In addition to the equipment, two Takata staff members sit on the Kettering Crash Safety Industrial Advisory Board: Robert Fisher, a 1987 graduate of Kettering/GMI and vice president of Purchasing, Program Management, Business Systems and Supplier Diversity, and Michael Rains, a 1977 graduate and director of Engineering Systems Integration and Testing and Evaluation. The board first met Oct. 23, 2003, and plans to meet every six months.

Takata's commitment to Kettering goes back to 1982, the year General Motors Institute became independent from General Motors Corp. Takata was one of the first non-GM co-op employers for Kettering/GMI students. The company has continued to hire more co-op students each year, and many graduates have become permanent employees. "Kettering graduates are a great resource for Takata and we expect that to continue in the future," said Healy.

Students and Takata will realize a direct benefit from the recent equipment donations. "This lab facility helps students who co-op at Takata come back to the work environment with more knowledge, not only with engineering fundamentals, but with education tailored to Takata's core business," said Atkinson, making them prepared employees.

For more information on Bio-Mechanical Engineering and Crash Test Safety at Kettering, contact Janet Brelin-Fornari at jfornari@kettering.edu or (810)-762-7843

Kettering's Crash Safety Industrial Advisory Board:

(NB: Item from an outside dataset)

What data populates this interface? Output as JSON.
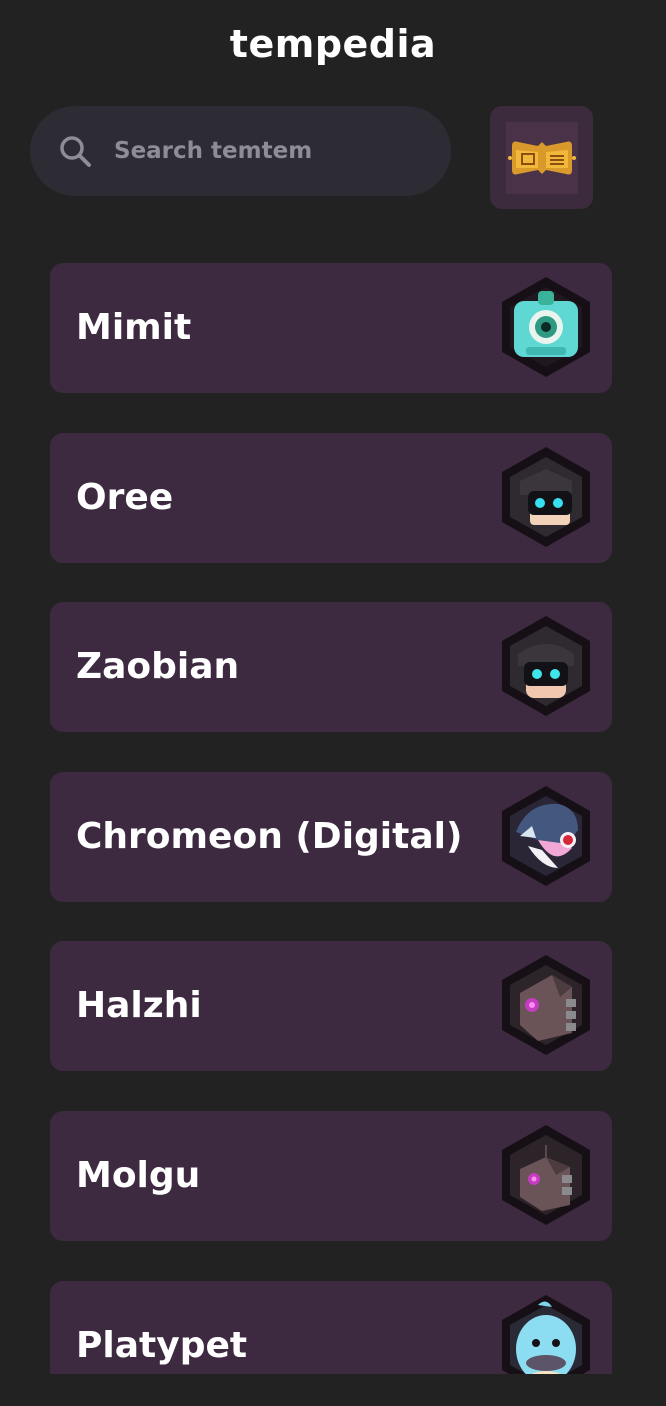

  • Jesse Benny, project engineer at Autoliv Inc.
  • John Cheyne, vice president at Via Systems / VIA Test Laboratories
  • Carolyn Dodson-Woznicki, vice president and general manager/Ford Business Unit - N.A. at Johnson Controls
  • Rob Fisher, vice president of Purchasing, Quality, Program Management, Business Systems Takata
  • Dr. Michele Grimm, assistant professor of Bioengineering Center at Wayne State University
  • Mike Holcomb, president at M.P. Holcomb Engineering Corp.
  • Jack Jensen, supervisor, ATD Laboratory at GM Proving Grounds
  • Artie Martin, engineer, Occupant Protection System Performance at General Motors
  • Matt McCann, TRW
  • Richard Miller, manager, Community Safety Services at AAA Michigan
  • Jeff Pike, Vehicle Interiors at Ford Motor Co.
  • Carl Savage, president at Savage Engineering
  • Lee Boger, Delphi Automotive Systems at Delco Electronics Systems
  • Paul Slaats, manager, Engineering Services TNO-MADYMO
  • Dan Vartanian, corporate program coordinator at the Office of Highway Safety Planning, NETS (Network of Employers for Traffic Safety)
  • Dr. Norm Walter, MD, Family Orthopedic Associates and McLaren Hospital Department of Orthopedics Program director, Orthopedics
  • Minoo Shah, senior staff research scientist at Delphi Corp. Safety & Interior Systems
  • Chad Ivan, president at Kayser-Trede, North America
  • Randy Kelly, vice president, Sales and Customer Service at Robert A. Denton, Inc.

Kettering representatives:

  • Dr. Patrick Atkinson, associate professor, Mechanical Engineering
  • Dr. Joel Berry, department head, Mechanical Engineering
  • Dr. Janet Brelin-Fornari, assistant professor, Mechanical Engineering
  • Dr. Terri Lynch-Caris, assistant professor, Industrial & Manufacturing Engineering and Business
  • Dr. Massoud Tavakoli, professor, Mechanical Engineering
  • Dr. Mark Thompson, professor, Electrical and Computer Engineering
  • Peggy Simpson, director of Corporate and Foundation Gifts, University Advancement

Written by Dawn Hibbard
(810) 762-9865
dhibbard@kettering.edu